WHAT: Steelback Grand Prix of Toronto
WHERE: Toronto, Ontario, Canada
WHEN: Friday--Sunday, July 6-8
SUPPORT EVENTS: Champ Car Atlantic Championship, SCCA SPEED World Challenge, Star Mazda and Canadian Touring Car Series
CHAMP CAR SCHEDULE (All times local):
FRIDAY, JULY 6-- 9:30 - 10:45 a.m., Champ Car practice; 11:05 - 11:50 a.m., Atlantic practice; 1:15 - 2:15 p.m., Champ Car qualifying; 2:35 - 3:10 p.m., Atlantic qualifying.
SATURDAY, JULY 7 - 9:30--10:45 a.m., Champ Car practice; 11:05 - 11:50 a.m., Atlantic practice; 1:15 - 2:15 p.m., Champ Car qualifying; 2:35 - 3:10 p.m., Atlantic qualifying.
SUNDAY, JULY 8 - 8:00 - 8:15 a.m., Atlantic warmup; 9:00 - 9:30 a.m., Champ Car warmup; 10:00 a.m. - 11:00 a.m.; Atlantic race; 1:00 p.m. STEELBACK GRAND PRIX OF TORONTO
U.S. TELEVISION SCHEDULE (Eastern Time): SUNDAY, JULY 8 -- Steelback Grand Prix of Toronto, ESPN, 1:00 p.m. (Live).
2006 CHAMPION: A.J. Allmendinger
2006 POLESITTER: Justin Wilson
TRACK LAYOUT: 1.78-mile street course

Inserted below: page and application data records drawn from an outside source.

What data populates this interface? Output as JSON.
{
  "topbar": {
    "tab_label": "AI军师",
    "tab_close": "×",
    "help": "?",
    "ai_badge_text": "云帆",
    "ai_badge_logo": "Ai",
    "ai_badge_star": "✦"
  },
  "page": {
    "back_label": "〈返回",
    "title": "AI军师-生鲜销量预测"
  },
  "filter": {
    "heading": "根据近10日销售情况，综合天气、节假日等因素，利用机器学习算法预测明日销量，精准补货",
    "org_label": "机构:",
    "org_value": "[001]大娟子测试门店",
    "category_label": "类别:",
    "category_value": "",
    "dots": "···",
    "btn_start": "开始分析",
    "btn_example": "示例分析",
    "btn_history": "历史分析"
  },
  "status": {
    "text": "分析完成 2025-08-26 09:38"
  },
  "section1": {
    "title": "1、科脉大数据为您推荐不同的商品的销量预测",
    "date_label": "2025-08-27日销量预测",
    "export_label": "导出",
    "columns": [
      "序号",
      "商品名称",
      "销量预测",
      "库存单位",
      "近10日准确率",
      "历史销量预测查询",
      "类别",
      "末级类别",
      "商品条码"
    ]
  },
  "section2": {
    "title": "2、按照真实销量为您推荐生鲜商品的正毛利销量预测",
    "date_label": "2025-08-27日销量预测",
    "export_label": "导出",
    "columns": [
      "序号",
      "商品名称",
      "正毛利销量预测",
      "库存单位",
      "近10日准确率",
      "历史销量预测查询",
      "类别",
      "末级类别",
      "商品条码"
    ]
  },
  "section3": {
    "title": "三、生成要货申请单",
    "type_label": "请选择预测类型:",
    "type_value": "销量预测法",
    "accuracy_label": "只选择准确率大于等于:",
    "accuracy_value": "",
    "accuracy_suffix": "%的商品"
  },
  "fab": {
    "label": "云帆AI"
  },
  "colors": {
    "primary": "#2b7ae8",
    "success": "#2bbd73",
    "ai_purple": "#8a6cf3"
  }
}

RACE LENGTH: One hour and forty-five minutes
TRACK RECORDS: Qualifying (one lap) -- 1999, Gil de Ferran, 57.143 seconds (110.565 mph). Race -- 2000, Michael Andretti, 2:00.02.313 (98.248 mph) based on 112 laps (196.560 miles)
RACE ROUND: Round seven of sixteen in the Champ Car World Series